[Source records]
== Segment start ==
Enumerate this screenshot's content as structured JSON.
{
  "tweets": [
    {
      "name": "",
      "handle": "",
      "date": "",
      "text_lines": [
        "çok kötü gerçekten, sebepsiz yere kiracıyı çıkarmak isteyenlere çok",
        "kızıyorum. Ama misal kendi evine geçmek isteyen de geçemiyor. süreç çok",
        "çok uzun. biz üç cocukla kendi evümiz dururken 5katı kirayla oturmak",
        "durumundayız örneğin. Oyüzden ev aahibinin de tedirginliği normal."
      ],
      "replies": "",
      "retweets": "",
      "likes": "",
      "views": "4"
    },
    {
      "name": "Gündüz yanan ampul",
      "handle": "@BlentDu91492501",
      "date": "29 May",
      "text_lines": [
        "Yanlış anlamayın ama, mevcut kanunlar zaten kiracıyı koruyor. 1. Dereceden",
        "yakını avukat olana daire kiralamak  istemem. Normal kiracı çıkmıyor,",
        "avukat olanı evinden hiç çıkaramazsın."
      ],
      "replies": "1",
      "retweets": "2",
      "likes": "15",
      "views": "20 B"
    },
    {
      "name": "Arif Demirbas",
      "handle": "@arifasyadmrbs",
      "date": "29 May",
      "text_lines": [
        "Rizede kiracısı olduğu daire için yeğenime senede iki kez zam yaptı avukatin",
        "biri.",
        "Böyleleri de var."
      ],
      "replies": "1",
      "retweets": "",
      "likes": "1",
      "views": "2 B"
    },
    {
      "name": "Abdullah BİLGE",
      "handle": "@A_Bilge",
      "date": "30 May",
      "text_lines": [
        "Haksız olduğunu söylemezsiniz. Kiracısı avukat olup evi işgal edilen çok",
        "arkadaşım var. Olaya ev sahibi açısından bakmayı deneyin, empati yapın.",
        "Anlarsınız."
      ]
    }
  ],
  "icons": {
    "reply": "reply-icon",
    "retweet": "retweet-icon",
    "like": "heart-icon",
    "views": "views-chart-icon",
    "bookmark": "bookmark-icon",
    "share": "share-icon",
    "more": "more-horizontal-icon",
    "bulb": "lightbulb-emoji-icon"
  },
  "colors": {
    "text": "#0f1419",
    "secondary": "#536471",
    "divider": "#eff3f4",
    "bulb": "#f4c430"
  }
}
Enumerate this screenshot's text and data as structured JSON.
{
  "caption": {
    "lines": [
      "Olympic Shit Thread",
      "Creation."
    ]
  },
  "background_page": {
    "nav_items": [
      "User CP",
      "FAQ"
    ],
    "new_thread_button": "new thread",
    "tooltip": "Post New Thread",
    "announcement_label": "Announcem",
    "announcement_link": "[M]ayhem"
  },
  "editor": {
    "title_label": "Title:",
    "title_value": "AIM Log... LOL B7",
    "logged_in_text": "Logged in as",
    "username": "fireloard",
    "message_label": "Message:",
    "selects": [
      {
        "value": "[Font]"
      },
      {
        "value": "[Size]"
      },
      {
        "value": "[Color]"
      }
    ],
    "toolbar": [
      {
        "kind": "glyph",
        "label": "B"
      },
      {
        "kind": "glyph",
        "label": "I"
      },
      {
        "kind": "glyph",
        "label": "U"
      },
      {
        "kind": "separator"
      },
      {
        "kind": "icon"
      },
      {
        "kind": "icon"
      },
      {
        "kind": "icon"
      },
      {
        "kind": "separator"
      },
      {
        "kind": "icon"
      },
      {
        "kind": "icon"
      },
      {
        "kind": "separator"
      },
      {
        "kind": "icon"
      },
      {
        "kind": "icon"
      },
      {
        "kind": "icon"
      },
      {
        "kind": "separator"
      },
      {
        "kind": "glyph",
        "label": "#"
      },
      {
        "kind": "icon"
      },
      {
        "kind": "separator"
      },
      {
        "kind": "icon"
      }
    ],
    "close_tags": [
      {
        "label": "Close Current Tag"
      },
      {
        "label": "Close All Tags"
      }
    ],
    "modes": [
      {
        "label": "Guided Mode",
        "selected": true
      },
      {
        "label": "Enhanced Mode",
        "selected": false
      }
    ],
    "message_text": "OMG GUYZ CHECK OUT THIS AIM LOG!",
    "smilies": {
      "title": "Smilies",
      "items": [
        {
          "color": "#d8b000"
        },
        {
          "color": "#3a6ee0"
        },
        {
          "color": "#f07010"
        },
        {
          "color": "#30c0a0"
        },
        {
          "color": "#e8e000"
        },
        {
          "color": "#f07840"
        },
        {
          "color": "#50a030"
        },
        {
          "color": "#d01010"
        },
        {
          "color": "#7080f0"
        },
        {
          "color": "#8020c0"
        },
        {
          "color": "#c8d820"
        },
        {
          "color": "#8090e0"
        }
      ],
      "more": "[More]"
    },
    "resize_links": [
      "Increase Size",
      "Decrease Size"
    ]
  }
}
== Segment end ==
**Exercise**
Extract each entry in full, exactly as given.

**Task solution**
Enumerate this screenshot's content as structured JSON.
{
  "tweets": [
    {
      "name": "",
      "handle": "",
      "date": "",
      "text_lines": [
        "çok kötü gerçekten, sebepsiz yere kiracıyı çıkarmak isteyenlere çok",
        "kızıyorum. Ama misal kendi evine geçmek isteyen de geçemiyor. süreç çok",
        "çok uzun. biz üç cocukla kendi evümiz dururken 5katı kirayla oturmak",
        "durumundayız örneğin. Oyüzden ev aahibinin de tedirginliği normal."
      ],
      "replies": "",
      "retweets": "",
      "likes": "",
      "views": "4"
    },
    {
      "name": "Gündüz yanan ampul",
      "handle": "@BlentDu91492501",
      "date": "29 May",
      "text_lines": [
        "Yanlış anlamayın ama, mevcut kanunlar zaten kiracıyı koruyor. 1. Dereceden",
        "yakını avukat olana daire kiralamak  istemem. Normal kiracı çıkmıyor,",
        "avukat olanı evinden hiç çıkaramazsın."
      ],
      "replies": "1",
      "retweets": "2",
      "likes": "15",
      "views": "20 B"
    },
    {
      "name": "Arif Demirbas",
      "handle": "@arifasyadmrbs",
      "date": "29 May",
      "text_lines": [
        "Rizede kiracısı olduğu daire için yeğenime senede iki kez zam yaptı avukatin",
        "biri.",
        "Böyleleri de var."
      ],
      "replies": "1",
      "retweets": "",
      "likes": "1",
      "views": "2 B"
    },
    {
      "name": "Abdullah BİLGE",
      "handle": "@A_Bilge",
      "date": "30 May",
      "text_lines": [
        "Haksız olduğunu söylemezsiniz. Kiracısı avukat olup evi işgal edilen çok",
        "arkadaşım var. Olaya ev sahibi açısından bakmayı deneyin, empati yapın.",
        "Anlarsınız."
      ]
    }
  ],
  "icons": {
    "reply": "reply-icon",
    "retweet": "retweet-icon",
    "like": "heart-icon",
    "views": "views-chart-icon",
    "bookmark": "bookmark-icon",
    "share": "share-icon",
    "more": "more-horizontal-icon",
    "bulb": "lightbulb-emoji-icon"
  },
  "colors": {
    "text": "#0f1419",
    "secondary": "#536471",
    "divider": "#eff3f4",
    "bulb": "#f4c430"
  }
}
Enumerate this screenshot's text and data as structured JSON.
{
  "caption": {
    "lines": [
      "Olympic Shit Thread",
      "Creation."
    ]
  },
  "background_page": {
    "nav_items": [
      "User CP",
      "FAQ"
    ],
    "new_thread_button": "new thread",
    "tooltip": "Post New Thread",
    "announcement_label": "Announcem",
    "announcement_link": "[M]ayhem"
  },
  "editor": {
    "title_label": "Title:",
    "title_value": "AIM Log... LOL B7",
    "logged_in_text": "Logged in as",
    "username": "fireloard",
    "message_label": "Message:",
    "selects": [
      {
        "value": "[Font]"
      },
      {
        "value": "[Size]"
      },
      {
        "value": "[Color]"
      }
    ],
    "toolbar": [
      {
        "kind": "glyph",
        "label": "B"
      },
      {
        "kind": "glyph",
        "label": "I"
      },
      {
        "kind": "glyph",
        "label": "U"
      },
      {
        "kind": "separator"
      },
      {
        "kind": "icon"
      },
      {
        "kind": "icon"
      },
      {
        "kind": "icon"
      },
      {
        "kind": "separator"
      },
      {
        "kind": "icon"
      },
      {
        "kind": "icon"
      },
      {
        "kind": "separator"
      },
      {
        "kind": "icon"
      },
      {
        "kind": "icon"
      },
      {
        "kind": "icon"
      },
      {
        "kind": "separator"
      },
      {
        "kind": "glyph",
        "label": "#"
      },
      {
        "kind": "icon"
      },
      {
        "kind": "separator"
      },
      {
        "kind": "icon"
      }
    ],
    "close_tags": [
      {
        "label": "Close Current Tag"
      },
      {
        "label": "Close All Tags"
      }
    ],
    "modes": [
      {
        "label": "Guided Mode",
        "selected": true
      },
      {
        "label": "Enhanced Mode",
        "selected": false
      }
    ],
    "message_text": "OMG GUYZ CHECK OUT THIS AIM LOG!",
    "smilies": {
      "title": "Smilies",
      "items": [
        {
          "color": "#d8b000"
        },
        {
          "color": "#3a6ee0"
        },
        {
          "color": "#f07010"
        },
        {
          "color": "#30c0a0"
        },
        {
          "color": "#e8e000"
        },
        {
          "color": "#f07840"
        },
        {
          "color": "#50a030"
        },
        {
          "color": "#d01010"
        },
        {
          "color": "#7080f0"
        },
        {
          "color": "#8020c0"
        },
        {
          "color": "#c8d820"
        },
        {
          "color": "#8090e0"
        }
      ],
      "more": "[More]"
    },
    "resize_links": [
      "Increase Size",
      "Decrease Size"
    ]
  }
}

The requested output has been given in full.